The nibs don't dry out?

Re: Fountain Pens

Posted: Wed Oct 09, 2019 8:47 pm
by John Rose
John Rose wrote:
Thu Sep 26, 2019 11:55 pm
My collection was shrinking until tonight.
I just ordered a Pilot Metropolitan (medium nib) in the "White Tiger" colour & pattern. (from stylo.ca)
[snip]
Yay - It arrived today!
I popped in the cartridge of blue ink that came with it, gave it a flick into the sink, and it started writing on the first try \:D/ .
It was delayed because the bottle of ink that I ordered to bring the purchase price up to get free shipping was out of stock.
So, the 80 ml bottle of Diamine "Red Dragon" effectively cost me only $2 or so.
Image
I figured it would be a good colour for blending with other colours for a rich brown, or even as is.

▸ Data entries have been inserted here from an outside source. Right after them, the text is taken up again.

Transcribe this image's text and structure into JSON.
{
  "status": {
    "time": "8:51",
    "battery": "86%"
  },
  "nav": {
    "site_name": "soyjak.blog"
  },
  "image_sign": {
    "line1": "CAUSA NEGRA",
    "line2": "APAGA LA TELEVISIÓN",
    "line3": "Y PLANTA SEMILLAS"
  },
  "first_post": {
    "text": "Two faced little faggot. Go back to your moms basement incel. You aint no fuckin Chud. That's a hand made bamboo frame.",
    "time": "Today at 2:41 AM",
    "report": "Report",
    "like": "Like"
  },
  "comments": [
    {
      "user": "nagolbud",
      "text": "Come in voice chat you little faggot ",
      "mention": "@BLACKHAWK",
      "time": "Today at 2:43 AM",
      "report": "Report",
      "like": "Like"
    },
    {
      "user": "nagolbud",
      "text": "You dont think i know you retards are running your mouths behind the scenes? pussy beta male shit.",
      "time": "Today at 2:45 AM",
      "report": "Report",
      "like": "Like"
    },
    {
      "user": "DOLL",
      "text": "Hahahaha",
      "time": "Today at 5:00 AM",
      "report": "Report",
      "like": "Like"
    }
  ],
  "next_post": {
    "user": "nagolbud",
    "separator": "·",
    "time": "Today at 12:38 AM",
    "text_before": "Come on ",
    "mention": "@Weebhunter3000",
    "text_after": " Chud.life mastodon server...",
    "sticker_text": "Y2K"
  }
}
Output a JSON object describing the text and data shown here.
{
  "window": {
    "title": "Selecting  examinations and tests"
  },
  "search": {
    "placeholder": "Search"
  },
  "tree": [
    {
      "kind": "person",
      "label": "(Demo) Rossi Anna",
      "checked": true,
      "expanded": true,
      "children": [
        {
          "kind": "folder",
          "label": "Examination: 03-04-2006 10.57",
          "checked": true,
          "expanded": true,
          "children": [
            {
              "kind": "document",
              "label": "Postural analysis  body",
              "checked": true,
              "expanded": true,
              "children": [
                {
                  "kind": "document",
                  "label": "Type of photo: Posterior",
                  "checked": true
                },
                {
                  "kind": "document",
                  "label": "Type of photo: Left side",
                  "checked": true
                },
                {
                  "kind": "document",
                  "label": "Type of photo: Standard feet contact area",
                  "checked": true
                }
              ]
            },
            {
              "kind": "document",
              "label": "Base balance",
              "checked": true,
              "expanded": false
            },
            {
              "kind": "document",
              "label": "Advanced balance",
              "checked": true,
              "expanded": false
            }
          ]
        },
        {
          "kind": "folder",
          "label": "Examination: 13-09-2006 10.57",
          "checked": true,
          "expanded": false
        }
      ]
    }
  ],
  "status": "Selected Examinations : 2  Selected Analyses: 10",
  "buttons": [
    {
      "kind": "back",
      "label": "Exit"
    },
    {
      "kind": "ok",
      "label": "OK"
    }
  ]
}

Oh, and the pen itself has a bit of pearly sheen, which was a pleasant surprise.